Horsepower is the most important factor when purchasing a garbage disposal. The majority of garbage disposal motors range from .1/3 hp to 1 1/2 hp, while there are other power ratings available. As your horsepower increases, you’ll often receive a more effective grinder and greater sound insulation—but you’ll also spend more. CR rating charts also include amps or how much electricity the disposal uses. Before purchasing, make sure that the circuit breaker can take the load. When there is a chance that water will come in touch with plugged-in equipment, use a particular ground fault interrupter (GFI or GFCI) circuit breaker to prevent electrocution.
A 1/3-hp entry-level garbage disposal may not even withstand regular or severe use. But, as a vacation house, it’s a good choice. For the average home, garbage disposals of 1/2 hp or 3/4 hp should be sufficient, although an everyday disposal user who has to grind harder waste, such as bones, may wish to choose a 1-hp model.

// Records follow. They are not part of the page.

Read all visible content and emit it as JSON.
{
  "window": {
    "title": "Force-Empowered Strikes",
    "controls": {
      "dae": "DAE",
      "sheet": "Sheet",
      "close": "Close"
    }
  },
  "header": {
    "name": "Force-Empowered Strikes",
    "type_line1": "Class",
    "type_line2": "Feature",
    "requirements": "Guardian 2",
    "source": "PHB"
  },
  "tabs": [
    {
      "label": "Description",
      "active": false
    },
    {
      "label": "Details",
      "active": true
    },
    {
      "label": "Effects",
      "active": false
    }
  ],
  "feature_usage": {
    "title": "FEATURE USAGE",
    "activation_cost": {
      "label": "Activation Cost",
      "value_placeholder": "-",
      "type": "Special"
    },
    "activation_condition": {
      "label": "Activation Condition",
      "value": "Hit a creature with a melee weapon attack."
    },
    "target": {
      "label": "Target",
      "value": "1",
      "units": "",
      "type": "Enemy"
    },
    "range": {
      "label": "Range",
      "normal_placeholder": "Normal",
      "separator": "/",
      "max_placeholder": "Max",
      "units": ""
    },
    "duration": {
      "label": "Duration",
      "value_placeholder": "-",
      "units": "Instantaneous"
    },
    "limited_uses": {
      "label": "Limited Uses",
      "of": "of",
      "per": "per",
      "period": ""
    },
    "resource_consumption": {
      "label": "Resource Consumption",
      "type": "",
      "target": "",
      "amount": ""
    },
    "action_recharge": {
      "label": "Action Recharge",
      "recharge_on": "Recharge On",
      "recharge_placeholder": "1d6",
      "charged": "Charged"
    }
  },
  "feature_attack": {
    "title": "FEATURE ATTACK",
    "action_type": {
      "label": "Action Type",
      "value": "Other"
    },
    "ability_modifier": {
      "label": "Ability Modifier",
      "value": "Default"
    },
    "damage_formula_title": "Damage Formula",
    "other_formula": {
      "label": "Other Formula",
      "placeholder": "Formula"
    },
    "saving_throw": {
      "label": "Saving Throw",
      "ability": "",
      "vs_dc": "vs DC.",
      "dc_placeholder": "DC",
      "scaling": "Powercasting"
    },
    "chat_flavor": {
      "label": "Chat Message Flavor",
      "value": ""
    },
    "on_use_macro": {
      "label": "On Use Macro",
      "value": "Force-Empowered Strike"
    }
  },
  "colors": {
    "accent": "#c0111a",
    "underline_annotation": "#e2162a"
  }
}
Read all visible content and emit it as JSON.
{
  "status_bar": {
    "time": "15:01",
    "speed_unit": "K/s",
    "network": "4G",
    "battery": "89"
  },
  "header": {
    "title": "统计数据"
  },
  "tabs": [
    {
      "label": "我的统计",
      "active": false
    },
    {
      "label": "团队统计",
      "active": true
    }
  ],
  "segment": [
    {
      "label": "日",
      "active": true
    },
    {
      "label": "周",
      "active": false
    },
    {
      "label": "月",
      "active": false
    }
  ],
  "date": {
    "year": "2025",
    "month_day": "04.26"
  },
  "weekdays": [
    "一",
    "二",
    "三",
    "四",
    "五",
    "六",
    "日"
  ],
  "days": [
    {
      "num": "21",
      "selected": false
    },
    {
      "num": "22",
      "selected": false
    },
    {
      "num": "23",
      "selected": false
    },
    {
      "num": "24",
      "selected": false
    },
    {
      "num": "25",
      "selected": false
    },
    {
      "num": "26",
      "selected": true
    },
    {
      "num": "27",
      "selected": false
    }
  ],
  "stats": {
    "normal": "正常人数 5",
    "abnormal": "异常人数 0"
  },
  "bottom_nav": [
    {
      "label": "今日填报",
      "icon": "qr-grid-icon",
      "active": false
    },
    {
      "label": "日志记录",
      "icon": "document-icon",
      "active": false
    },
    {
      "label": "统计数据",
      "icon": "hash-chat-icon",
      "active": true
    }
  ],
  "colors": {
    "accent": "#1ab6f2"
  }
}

Below are some garbage disposal features you’ll need to think about
Power cord: Unless you want to hardwire your disposal or reuse the power cord from the previous disposal, you’ll need to purchase a power cord (around $15) for certain waste disposals because they don’t come with one.
Anti-jamming feature: Some more expensive disposals have an auto-reverse option that detects jams and switches the grinding table back and forth to help free stuck food and avoid jams.
Steel parts: Disposals with grinding chambers and stainless steel parts avoid corrosion and frequently last longer.
Simple installation: Easy installation is made possible by the quick-mount or EZ-mount feature, which uses a turn-and-lock technique to fasten the disposal to the sink.
Multiple grinding stages: While premium versions can feature up to three distinct grinding stages, basic models only have one, making it difficult to grind tough things like corn cobs and bones.
Quiet operation: Some garbage disposals have sound-dampening components such as insulation surrounding the disposal, nylon-coated grinding gear, insulated mounting baffles, sound baffles at the sink entrance, and flexible mounting connections to lessen excessive vibration. The manufacturer does not disclose the decibel level of a disposal, but CR tests and assesses the noise in their lab.
Warranty: Think twice before paying extra for a longer warranty because garbage disposals typically last 11 years, which is longer than most warranties. Exclusive to Home Depot is the brand Everbilt. Each model includes a power cord and mounting hardware. Depending on the model’s horsepower, warranties can last anywhere from three to ten years. (One particular model includes a lifetime warranty.)
We’re Only A Phone Call Away!
Need a garbage disposal installation or repair? Big B’s Plumbing has you covered. We’ve installed thousands of disposals over the years and are ready to install yours. Our team of plumbing experts is standing by whether you’re in Murrieta, Temecula, or San Diego.